Thursday, December 4, 2014

Preventing cache stampede when using Doctrine Cache

Wikipedia has short and clear article on the matter, cache stampede can be quite deadly, especially when you are rebooting your server, clearing your cache or having a midnight maintenance (cronjob).

Cache stampede, put simply, is when your process is trying to fetch an expensive cache entry, it is not there, and tries to build it, but a simultaneous process comes and does the same thing. This results in resource waste because of processes all trying to do the same thing, uselessly.

The trick is to put a lock on the cache entry and make the other processes wait. I use the trick of having a TTL for the cache calculation. This way, even if the server crashes or there is an exception, the lock will expire and another process will take over. This estimation is also used to calculate how much time to sleep while waiting.

This example uses Doctrine Cache as a global variable, but this should definitely be refactored (or change to another system).

Tuesday, December 2, 2014

Load Doctrine Fixtures when using Migrations in Symfony

Using app/console doctrine:migrations:migrate is really easy and trouble free for everybody, but those tables are often empty and they need some data to be of any use. A common example is a table of countries or user roles.

However, once a project is started, it is often hard to use fixtures because it messes with your data. The trick here is to load only the fixtures you need, only when needed by the migration. This way, a new developer starting with the project could simply run the migrations and have a database ready for testing.

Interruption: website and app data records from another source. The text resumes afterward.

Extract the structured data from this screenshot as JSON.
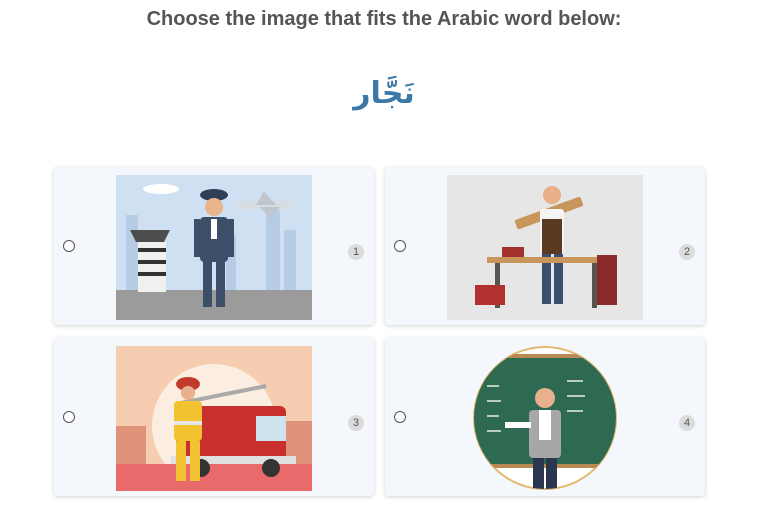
{
  "question": "Choose the image that fits the Arabic word below:",
  "word": "نَجَّار",
  "options": [
    {
      "number": "1",
      "image": "pilot-image"
    },
    {
      "number": "2",
      "image": "carpenter-image"
    },
    {
      "number": "3",
      "image": "firefighter-image"
    },
    {
      "number": "4",
      "image": "teacher-image"
    }
  ],
  "colors": {
    "word": "#3a78a8",
    "card_bg": "#f4f8fc"
  }
}
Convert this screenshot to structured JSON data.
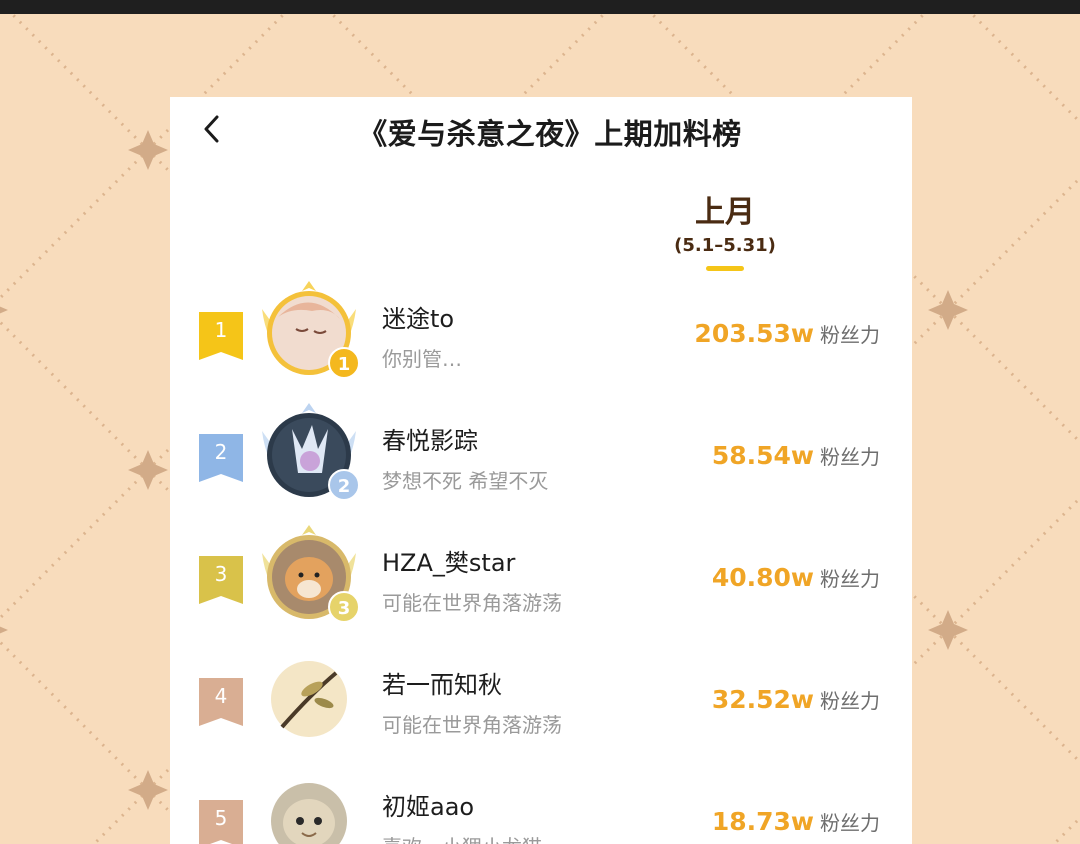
{
  "header": {
    "title": "《爱与杀意之夜》上期加料榜",
    "back_icon": "chevron-left-icon"
  },
  "period": {
    "label": "上月",
    "range": "(5.1–5.31)"
  },
  "colors": {
    "background": "#f8dcbc",
    "pattern_line": "#dcb48e",
    "accent_score": "#f0a526",
    "tab_indicator": "#f5c518",
    "rank1": "#f5c518",
    "rank2": "#8fb6e6",
    "rank3": "#d9c24a",
    "rank_other": "#d9ae93"
  },
  "rankings": [
    {
      "rank": "1",
      "name": "迷途to",
      "signature": "你别管…",
      "score": "203.53w",
      "unit": "粉丝力"
    },
    {
      "rank": "2",
      "name": "春悦影踪",
      "signature": "梦想不死   希望不灭",
      "score": "58.54w",
      "unit": "粉丝力"
    },
    {
      "rank": "3",
      "name": "HZA_樊star",
      "signature": "可能在世界角落游荡",
      "score": "40.80w",
      "unit": "粉丝力"
    },
    {
      "rank": "4",
      "name": "若一而知秋",
      "signature": "可能在世界角落游荡",
      "score": "32.52w",
      "unit": "粉丝力"
    },
    {
      "rank": "5",
      "name": "初姬aao",
      "signature": "喜欢…小狸小龙猫",
      "score": "18.73w",
      "unit": "粉丝力"
    }
  ]
}
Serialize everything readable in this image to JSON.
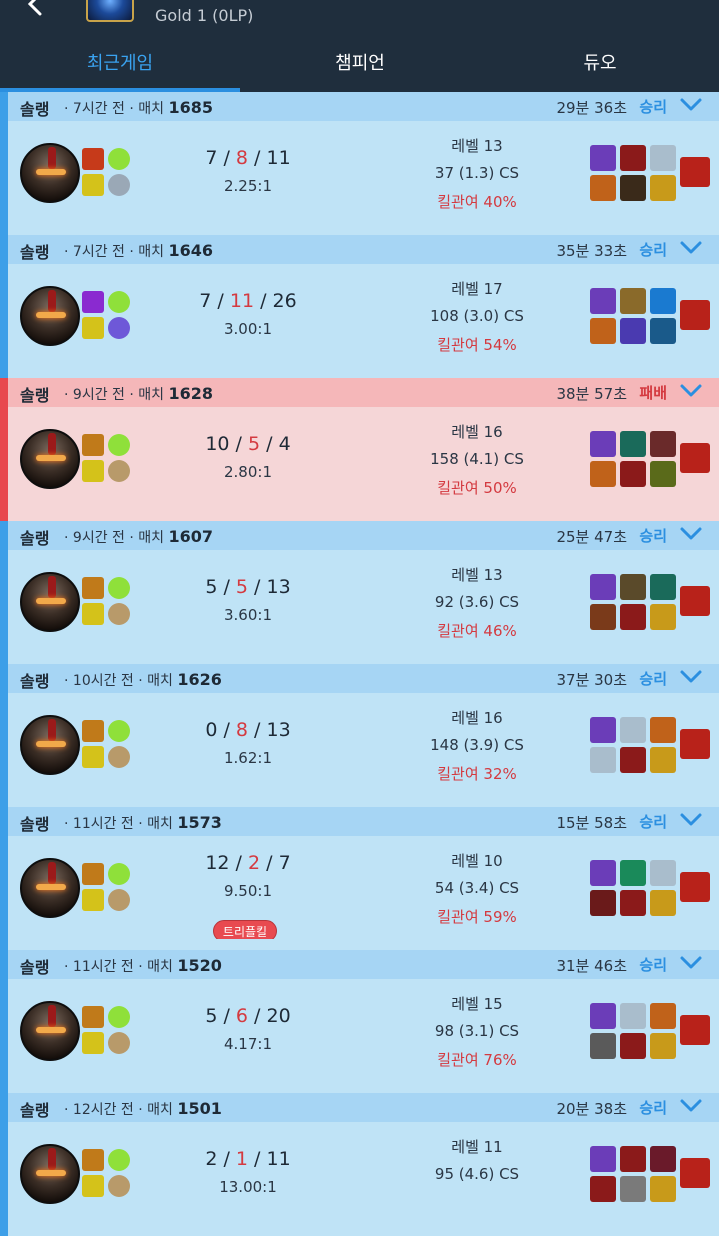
{
  "header": {
    "rank_text": "Gold 1 (0LP)"
  },
  "tabs": [
    {
      "label": "최근게임",
      "active": true
    },
    {
      "label": "챔피언",
      "active": false
    },
    {
      "label": "듀오",
      "active": false
    }
  ],
  "games": [
    {
      "queue": "솔랭",
      "ago": "7시간 전",
      "match_label": "매치",
      "match_no": "1685",
      "duration": "29분 36초",
      "result": "승리",
      "outcome": "win",
      "kills": "7",
      "deaths": "8",
      "assists": "11",
      "ratio": "2.25:1",
      "level": "레벨 13",
      "cs": "37 (1.3) CS",
      "kp": "킬관여 40%",
      "badge": "",
      "spells": [
        "#c63a1a",
        "#d4c21a"
      ],
      "runes": [
        "#8fe03a",
        "#9aa8b6"
      ],
      "items": [
        "#6b3db8",
        "#8b1a1a",
        "",
        "#c0621a",
        "#3a2a1a",
        "#c89a1a"
      ],
      "ward": "#b8221a"
    },
    {
      "queue": "솔랭",
      "ago": "7시간 전",
      "match_label": "매치",
      "match_no": "1646",
      "duration": "35분 33초",
      "result": "승리",
      "outcome": "win",
      "kills": "7",
      "deaths": "11",
      "assists": "26",
      "ratio": "3.00:1",
      "level": "레벨 17",
      "cs": "108 (3.0) CS",
      "kp": "킬관여 54%",
      "badge": "",
      "spells": [
        "#8a2ad0",
        "#d4c21a"
      ],
      "runes": [
        "#8fe03a",
        "#6e58d8"
      ],
      "items": [
        "#6b3db8",
        "#8a6a2a",
        "#1a7ad0",
        "#c0621a",
        "#4a3ab0",
        "#1a5a8a"
      ],
      "ward": "#b8221a"
    },
    {
      "queue": "솔랭",
      "ago": "9시간 전",
      "match_label": "매치",
      "match_no": "1628",
      "duration": "38분 57초",
      "result": "패배",
      "outcome": "loss",
      "kills": "10",
      "deaths": "5",
      "assists": "4",
      "ratio": "2.80:1",
      "level": "레벨 16",
      "cs": "158 (4.1) CS",
      "kp": "킬관여 50%",
      "badge": "",
      "spells": [
        "#c07a1a",
        "#d4c21a"
      ],
      "runes": [
        "#8fe03a",
        "#b89a6a"
      ],
      "items": [
        "#6b3db8",
        "#1a6a5a",
        "#6a2a2a",
        "#c0621a",
        "#8b1a1a",
        "#5a6a1a"
      ],
      "ward": "#b8221a"
    },
    {
      "queue": "솔랭",
      "ago": "9시간 전",
      "match_label": "매치",
      "match_no": "1607",
      "duration": "25분 47초",
      "result": "승리",
      "outcome": "win",
      "kills": "5",
      "deaths": "5",
      "assists": "13",
      "ratio": "3.60:1",
      "level": "레벨 13",
      "cs": "92 (3.6) CS",
      "kp": "킬관여 46%",
      "badge": "",
      "spells": [
        "#c07a1a",
        "#d4c21a"
      ],
      "runes": [
        "#8fe03a",
        "#b89a6a"
      ],
      "items": [
        "#6b3db8",
        "#5a4a2a",
        "#1a6a5a",
        "#7a3a1a",
        "#8b1a1a",
        "#c89a1a"
      ],
      "ward": "#b8221a"
    },
    {
      "queue": "솔랭",
      "ago": "10시간 전",
      "match_label": "매치",
      "match_no": "1626",
      "duration": "37분 30초",
      "result": "승리",
      "outcome": "win",
      "kills": "0",
      "deaths": "8",
      "assists": "13",
      "ratio": "1.62:1",
      "level": "레벨 16",
      "cs": "148 (3.9) CS",
      "kp": "킬관여 32%",
      "badge": "",
      "spells": [
        "#c07a1a",
        "#d4c21a"
      ],
      "runes": [
        "#8fe03a",
        "#b89a6a"
      ],
      "items": [
        "#6b3db8",
        "",
        "#c0621a",
        "",
        "#8b1a1a",
        "#c89a1a"
      ],
      "ward": "#b8221a"
    },
    {
      "queue": "솔랭",
      "ago": "11시간 전",
      "match_label": "매치",
      "match_no": "1573",
      "duration": "15분 58초",
      "result": "승리",
      "outcome": "win",
      "kills": "12",
      "deaths": "2",
      "assists": "7",
      "ratio": "9.50:1",
      "level": "레벨 10",
      "cs": "54 (3.4) CS",
      "kp": "킬관여 59%",
      "badge": "트리플킬",
      "spells": [
        "#c07a1a",
        "#d4c21a"
      ],
      "runes": [
        "#8fe03a",
        "#b89a6a"
      ],
      "items": [
        "#6b3db8",
        "#1a8a5a",
        "",
        "#6a1a1a",
        "#8b1a1a",
        "#c89a1a"
      ],
      "ward": "#b8221a"
    },
    {
      "queue": "솔랭",
      "ago": "11시간 전",
      "match_label": "매치",
      "match_no": "1520",
      "duration": "31분 46초",
      "result": "승리",
      "outcome": "win",
      "kills": "5",
      "deaths": "6",
      "assists": "20",
      "ratio": "4.17:1",
      "level": "레벨 15",
      "cs": "98 (3.1) CS",
      "kp": "킬관여 76%",
      "badge": "",
      "spells": [
        "#c07a1a",
        "#d4c21a"
      ],
      "runes": [
        "#8fe03a",
        "#b89a6a"
      ],
      "items": [
        "#6b3db8",
        "",
        "#c0621a",
        "#5a5a5a",
        "#8b1a1a",
        "#c89a1a"
      ],
      "ward": "#b8221a"
    },
    {
      "queue": "솔랭",
      "ago": "12시간 전",
      "match_label": "매치",
      "match_no": "1501",
      "duration": "20분 38초",
      "result": "승리",
      "outcome": "win",
      "kills": "2",
      "deaths": "1",
      "assists": "11",
      "ratio": "13.00:1",
      "level": "레벨 11",
      "cs": "95 (4.6) CS",
      "kp": "",
      "badge": "",
      "spells": [
        "#c07a1a",
        "#d4c21a"
      ],
      "runes": [
        "#8fe03a",
        "#b89a6a"
      ],
      "items": [
        "#6b3db8",
        "#8b1a1a",
        "#6a1a2a",
        "#8b1a1a",
        "#7a7a7a",
        "#c89a1a"
      ],
      "ward": "#b8221a"
    }
  ],
  "icons": {
    "back": "back-arrow-icon",
    "expand": "chevron-down-icon",
    "champion": "champion-portrait"
  },
  "colors": {
    "win_accent": "#2b8fe0",
    "loss_accent": "#d43a40",
    "header_bg": "#1f2e3d"
  }
}
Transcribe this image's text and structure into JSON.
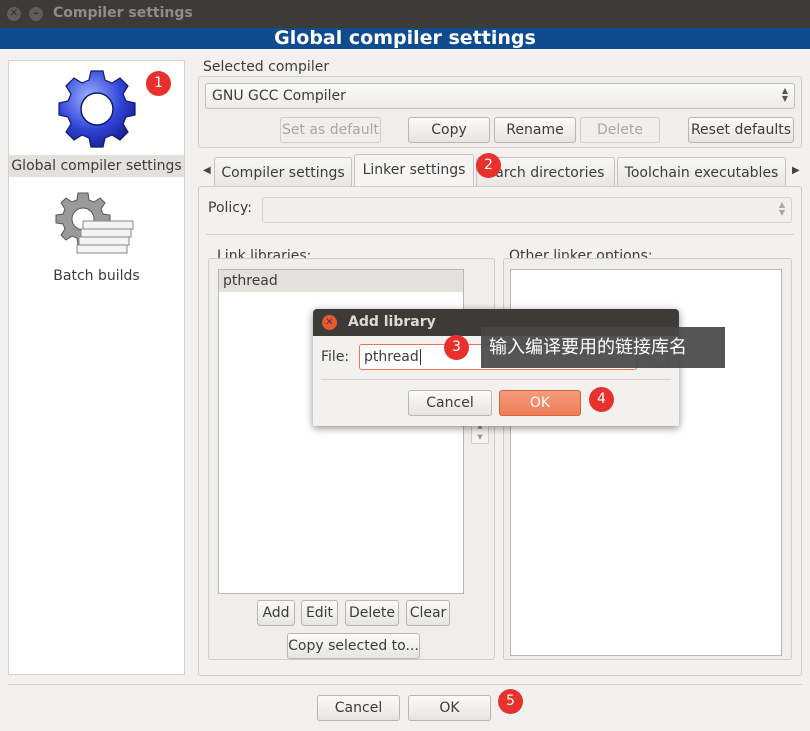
{
  "window": {
    "title": "Compiler settings"
  },
  "banner": {
    "title": "Global compiler settings"
  },
  "sidebar": {
    "items": [
      {
        "label": "Global compiler settings",
        "icon": "gear-icon"
      },
      {
        "label": "Batch builds",
        "icon": "gear-stack-icon"
      }
    ]
  },
  "compiler": {
    "selected_label": "Selected compiler",
    "selected_value": "GNU GCC Compiler",
    "buttons": {
      "set_default": "Set as default",
      "copy": "Copy",
      "rename": "Rename",
      "delete": "Delete",
      "reset": "Reset defaults"
    }
  },
  "tabs": [
    {
      "label": "Compiler settings"
    },
    {
      "label": "Linker settings"
    },
    {
      "label": "earch directories"
    },
    {
      "label": "Toolchain executables"
    }
  ],
  "linker": {
    "policy_label": "Policy:",
    "policy_value": "",
    "link_libraries_label": "Link libraries:",
    "libraries": [
      "pthread"
    ],
    "other_options_label": "Other linker options:",
    "list_buttons": {
      "add": "Add",
      "edit": "Edit",
      "delete": "Delete",
      "clear": "Clear"
    },
    "copy_selected": "Copy selected to..."
  },
  "dialog": {
    "title": "Add library",
    "file_label": "File:",
    "file_value": "pthread",
    "cancel": "Cancel",
    "ok": "OK"
  },
  "tooltip": {
    "text": "输入编译要用的链接库名"
  },
  "footer": {
    "cancel": "Cancel",
    "ok": "OK"
  },
  "badges": [
    "1",
    "2",
    "3",
    "4",
    "5"
  ],
  "colors": {
    "banner": "#0f4c8f",
    "badge": "#e8312c",
    "ok_accent": "#ef7d56"
  }
}
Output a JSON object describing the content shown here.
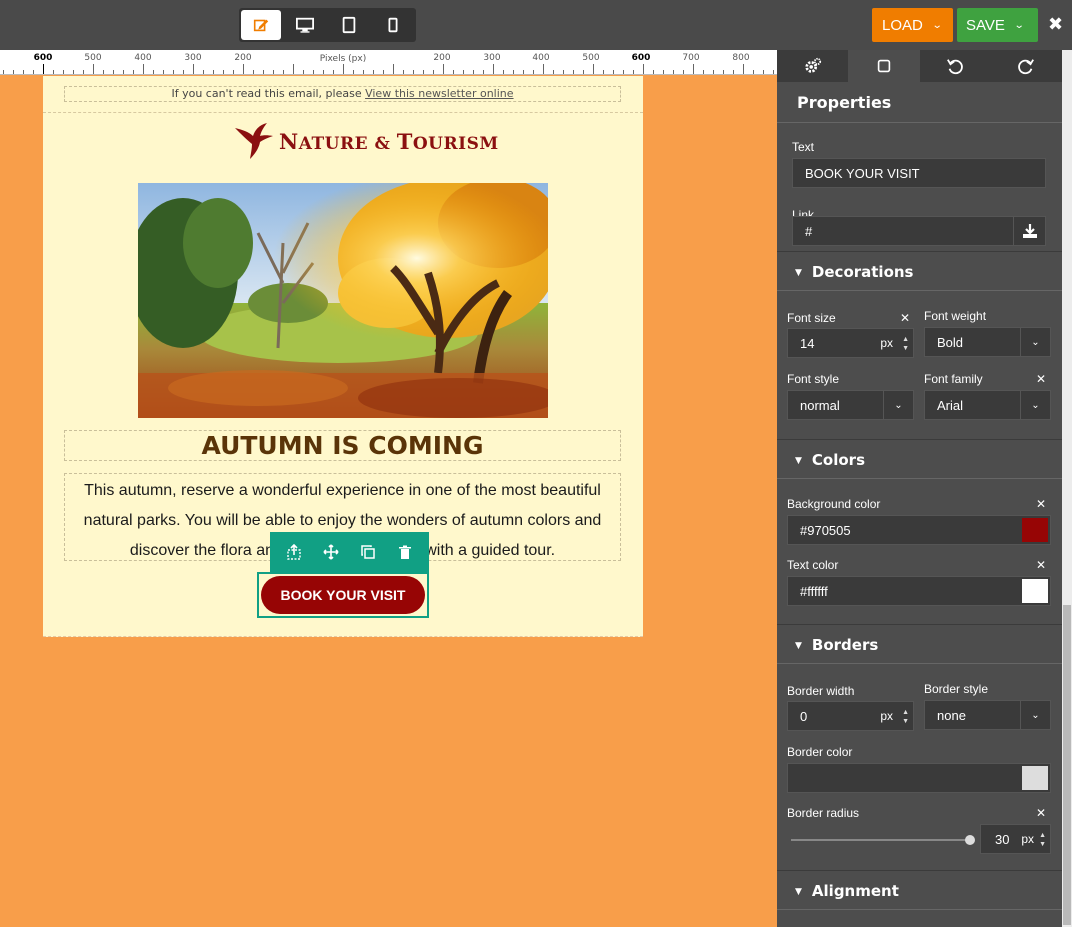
{
  "toolbar": {
    "load_label": "LOAD",
    "save_label": "SAVE",
    "close_label": "✖",
    "modes": [
      "edit-mode",
      "desktop-preview",
      "tablet-preview",
      "mobile-preview"
    ]
  },
  "ruler": {
    "center_label": "Pixels (px)",
    "labels": [
      "600",
      "500",
      "400",
      "300",
      "200",
      "200",
      "300",
      "400",
      "500",
      "600",
      "700",
      "800"
    ]
  },
  "email": {
    "preheader_text": "If you can't read this email, please ",
    "preheader_link": "View this newsletter online",
    "logo_text_1": "N",
    "logo_text_2": "ATURE & ",
    "logo_text_3": "T",
    "logo_text_4": "OURISM",
    "heading": "AUTUMN IS COMING",
    "body": "This autumn, reserve a wonderful experience in one of the most beautiful natural parks. You will be able to enjoy the wonders of autumn colors and discover the flora and fauna of the region with a guided tour.",
    "button_label": "BOOK YOUR VISIT"
  },
  "block_toolbar": [
    "upload-icon",
    "move-icon",
    "duplicate-icon",
    "trash-icon"
  ],
  "panel": {
    "tabs": [
      "gear-icon",
      "square-icon",
      "undo-icon",
      "redo-icon"
    ],
    "title": "Properties",
    "text_label": "Text",
    "text_value": "BOOK YOUR VISIT",
    "link_label": "Link",
    "link_value": "#",
    "decorations_title": "Decorations",
    "font_size_label": "Font size",
    "font_size_value": "14",
    "unit_px": "px",
    "font_weight_label": "Font weight",
    "font_weight_value": "Bold",
    "font_style_label": "Font style",
    "font_style_value": "normal",
    "font_family_label": "Font family",
    "font_family_value": "Arial",
    "colors_title": "Colors",
    "bg_color_label": "Background color",
    "bg_color_value": "#970505",
    "text_color_label": "Text color",
    "text_color_value": "#ffffff",
    "borders_title": "Borders",
    "border_width_label": "Border width",
    "border_width_value": "0",
    "border_style_label": "Border style",
    "border_style_value": "none",
    "border_color_label": "Border color",
    "border_color_value": "",
    "border_radius_label": "Border radius",
    "border_radius_value": "30",
    "alignment_title": "Alignment"
  },
  "colors": {
    "accent_teal": "#11a084",
    "load": "#f07d00",
    "save": "#3fa240",
    "canvas_bg": "#f89e4a",
    "cta": "#970505"
  }
}
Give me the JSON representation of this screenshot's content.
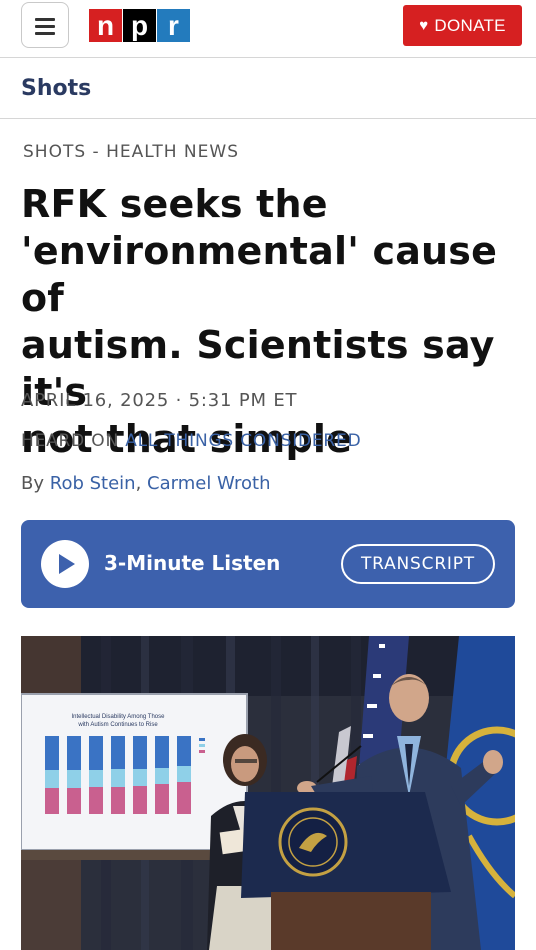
{
  "header": {
    "logo_letters": [
      "n",
      "p",
      "r"
    ],
    "donate_label": "DONATE",
    "colors": {
      "npr_red": "#d62021",
      "npr_black": "#000000",
      "npr_blue": "#237bbd"
    }
  },
  "section": {
    "title": "Shots"
  },
  "article": {
    "kicker": "SHOTS - HEALTH NEWS",
    "headline_lines": [
      "RFK seeks the",
      "'environmental' cause of",
      "autism. Scientists say it's",
      "not that simple"
    ],
    "date": "APRIL 16, 2025",
    "time": "5:31 PM ET",
    "heard_on_prefix": "HEARD ON",
    "heard_on_program": "ALL THINGS CONSIDERED",
    "byline_prefix": "By",
    "authors": [
      "Rob Stein",
      "Carmel Wroth"
    ]
  },
  "player": {
    "listen_label": "3-Minute Listen",
    "transcript_label": "TRANSCRIPT",
    "color": "#3d61ad"
  },
  "photo": {
    "screen_chart_title": "Intellectual Disability Among Those with Autism Continues to Rise"
  }
}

Here is a simple way of loading those fixtures on postUp. You need to pass an array of initialized fixture classes, Doctrine will figure the way to order them by itself.

This is only a proof of concept, it would need some refactoring and testing to be production ready, but you can get the idea.

Monday, December 1, 2014

MySQL 5.7 and Wordpress problem

If you upgrade to MySQL 5.7, you may encounter bugs with legacy software. Wordpress, which I also consider some kind of legacy software, does not handle this very well with its default settings.

You may encounter the "Submit for review" bug where you cannot add new posts. It may be related to permissions, auto_increment and other stuff, but here is another case: bad date formats and invalid data altogether.

In MySQL <= 5.6, by default, invalid values are coalesced into valid ones when needed. For example, attempting to set a field NULL on a non-null string will result in empty string. Starting with MySQL 5.7, this is not permitted.

Hence, if you want to upgrade to 5.7 and use all the goodies, you should consider putting it in a more compatible mode, adding this to your /etc/my.cnf:

# Default:

See official documentation for complete information